16. Contribution by schools of education —Schools of education generally are not in a leadership role when it comes to training future teachers who might have an opportunity to run their own schools, Johnson said. Why don't they change? In the first place, schools of education are largely the "cash cows" for universities. The universities need large numbers of enrollees in their schools of education because the expense of providing education for future teachers is relatively less than the expense of education in many other fields.
A few schools of education, however, are exploring a sort of second track, which teachers interested in running their own schools could follow. Hamline University and Minnesota State University Mankato are in the forefront of change among Minnesota schools of education, he said.
17. Important policy changes in Minnesota —Johnson reviewed significant changes for school choice in Minnesota, beginning in the mid-1980s with giving high schoolers the opportunity to take college courses, continuing on with open enrollment and then to the first charter school law in the nation in 1991. The new schools initiative this year, he said, can open an entirely new chapter on effective schooling. Unfortunately, the national discussion seems to focus more on standardization.
18. Concern about proposed change in the Metropolitan Council —Toward the end of the meeting the conversation shifted briefly to proposed legislation that would put county commissioners on the Metropolitan Council, a move opposed by Johnson, a former chair of the Council. A Civic Caucus member noted that the main allegiance of county commissioners is to the county that elected them.

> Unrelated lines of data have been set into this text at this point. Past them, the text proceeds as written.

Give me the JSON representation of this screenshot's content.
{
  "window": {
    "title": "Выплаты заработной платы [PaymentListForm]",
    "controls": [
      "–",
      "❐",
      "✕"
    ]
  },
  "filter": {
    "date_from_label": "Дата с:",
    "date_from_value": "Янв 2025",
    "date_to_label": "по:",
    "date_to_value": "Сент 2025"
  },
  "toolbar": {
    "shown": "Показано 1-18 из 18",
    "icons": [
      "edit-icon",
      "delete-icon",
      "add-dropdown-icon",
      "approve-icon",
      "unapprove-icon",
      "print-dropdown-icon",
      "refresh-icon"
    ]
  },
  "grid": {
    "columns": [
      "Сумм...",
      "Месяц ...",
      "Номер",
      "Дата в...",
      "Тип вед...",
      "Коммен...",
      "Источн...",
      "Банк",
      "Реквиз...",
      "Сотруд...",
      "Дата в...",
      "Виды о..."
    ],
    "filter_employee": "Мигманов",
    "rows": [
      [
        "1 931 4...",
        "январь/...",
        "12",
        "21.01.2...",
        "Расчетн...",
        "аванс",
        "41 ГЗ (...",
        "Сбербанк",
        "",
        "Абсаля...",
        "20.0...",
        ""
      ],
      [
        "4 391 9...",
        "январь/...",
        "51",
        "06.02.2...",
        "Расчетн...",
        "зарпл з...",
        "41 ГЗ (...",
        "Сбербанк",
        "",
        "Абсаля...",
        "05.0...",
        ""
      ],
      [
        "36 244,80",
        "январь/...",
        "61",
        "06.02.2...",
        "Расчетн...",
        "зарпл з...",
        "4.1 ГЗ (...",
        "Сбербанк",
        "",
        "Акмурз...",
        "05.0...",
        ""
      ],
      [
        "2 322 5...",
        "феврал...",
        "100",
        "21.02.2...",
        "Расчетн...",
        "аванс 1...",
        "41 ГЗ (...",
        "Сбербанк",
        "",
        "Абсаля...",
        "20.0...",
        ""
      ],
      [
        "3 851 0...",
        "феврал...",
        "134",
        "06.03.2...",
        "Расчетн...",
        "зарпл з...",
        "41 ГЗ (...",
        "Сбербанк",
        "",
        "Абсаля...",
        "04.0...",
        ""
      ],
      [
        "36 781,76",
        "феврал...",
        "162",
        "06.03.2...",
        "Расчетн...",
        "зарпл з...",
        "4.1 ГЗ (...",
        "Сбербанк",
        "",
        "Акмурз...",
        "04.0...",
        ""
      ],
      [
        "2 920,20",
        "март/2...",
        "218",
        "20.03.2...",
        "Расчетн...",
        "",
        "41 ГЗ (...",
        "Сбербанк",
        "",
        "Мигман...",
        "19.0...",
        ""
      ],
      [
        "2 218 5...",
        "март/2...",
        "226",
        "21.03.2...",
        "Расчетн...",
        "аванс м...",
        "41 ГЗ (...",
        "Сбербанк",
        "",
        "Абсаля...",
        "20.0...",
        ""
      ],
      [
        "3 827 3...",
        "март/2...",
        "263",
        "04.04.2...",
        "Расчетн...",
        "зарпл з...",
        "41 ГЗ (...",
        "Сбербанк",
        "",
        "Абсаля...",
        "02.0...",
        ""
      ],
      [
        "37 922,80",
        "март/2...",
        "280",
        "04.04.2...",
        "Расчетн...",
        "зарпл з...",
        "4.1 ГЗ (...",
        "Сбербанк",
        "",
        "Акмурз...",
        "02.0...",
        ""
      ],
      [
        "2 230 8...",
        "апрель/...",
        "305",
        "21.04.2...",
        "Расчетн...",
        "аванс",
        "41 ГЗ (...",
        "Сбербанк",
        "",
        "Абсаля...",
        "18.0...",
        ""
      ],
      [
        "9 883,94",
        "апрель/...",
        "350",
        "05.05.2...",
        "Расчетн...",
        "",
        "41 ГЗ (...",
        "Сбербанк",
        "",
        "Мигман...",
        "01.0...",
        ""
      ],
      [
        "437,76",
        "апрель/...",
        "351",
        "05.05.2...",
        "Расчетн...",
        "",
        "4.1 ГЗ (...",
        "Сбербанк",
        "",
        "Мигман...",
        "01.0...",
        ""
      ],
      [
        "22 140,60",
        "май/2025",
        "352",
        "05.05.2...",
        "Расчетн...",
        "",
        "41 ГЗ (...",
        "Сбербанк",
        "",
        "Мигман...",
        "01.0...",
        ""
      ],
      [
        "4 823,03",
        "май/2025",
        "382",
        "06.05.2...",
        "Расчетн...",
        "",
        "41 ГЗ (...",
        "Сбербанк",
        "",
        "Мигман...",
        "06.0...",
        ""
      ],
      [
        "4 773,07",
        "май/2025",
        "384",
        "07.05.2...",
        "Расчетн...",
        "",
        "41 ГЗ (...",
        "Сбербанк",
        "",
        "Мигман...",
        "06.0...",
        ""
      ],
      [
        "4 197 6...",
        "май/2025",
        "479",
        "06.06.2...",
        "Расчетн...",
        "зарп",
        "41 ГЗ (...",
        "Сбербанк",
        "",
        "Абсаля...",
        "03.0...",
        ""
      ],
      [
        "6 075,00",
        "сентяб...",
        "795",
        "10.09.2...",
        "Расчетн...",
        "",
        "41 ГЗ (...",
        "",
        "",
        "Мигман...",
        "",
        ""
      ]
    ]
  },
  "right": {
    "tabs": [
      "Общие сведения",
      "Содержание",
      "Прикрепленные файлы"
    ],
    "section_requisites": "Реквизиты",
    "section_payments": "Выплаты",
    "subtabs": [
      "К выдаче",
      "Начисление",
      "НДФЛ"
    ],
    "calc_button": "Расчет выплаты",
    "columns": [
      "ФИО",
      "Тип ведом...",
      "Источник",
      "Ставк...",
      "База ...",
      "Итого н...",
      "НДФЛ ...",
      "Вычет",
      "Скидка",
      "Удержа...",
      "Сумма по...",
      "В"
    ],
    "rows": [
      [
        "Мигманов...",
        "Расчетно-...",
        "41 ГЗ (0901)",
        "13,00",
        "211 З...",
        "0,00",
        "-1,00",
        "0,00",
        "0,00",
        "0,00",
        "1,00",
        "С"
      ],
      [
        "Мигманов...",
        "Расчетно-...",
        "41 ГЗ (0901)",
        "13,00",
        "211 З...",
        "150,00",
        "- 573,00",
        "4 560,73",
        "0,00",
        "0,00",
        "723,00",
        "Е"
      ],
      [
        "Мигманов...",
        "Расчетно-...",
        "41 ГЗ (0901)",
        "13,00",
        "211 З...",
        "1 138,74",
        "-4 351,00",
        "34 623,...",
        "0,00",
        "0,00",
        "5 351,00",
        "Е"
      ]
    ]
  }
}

They can't simultaneously represent the county and the metro area. Even if they could reconcile their representation responsibilities, he said, they could not responsibly do both jobs well, given the demands on their time.
In terms of whether the boundaries of the Metropolitan Council should be enlarged, Johnson suggested that voluntary process for enlargement be developed, rather than requiring that additional counties be added. Such a voluntary process could outline the benefits of becoming part of the Council as well as the responsibilities.
19. Thanks —On behalf of the Civic Caucus, Verne thanked Johnson for meeting with us today.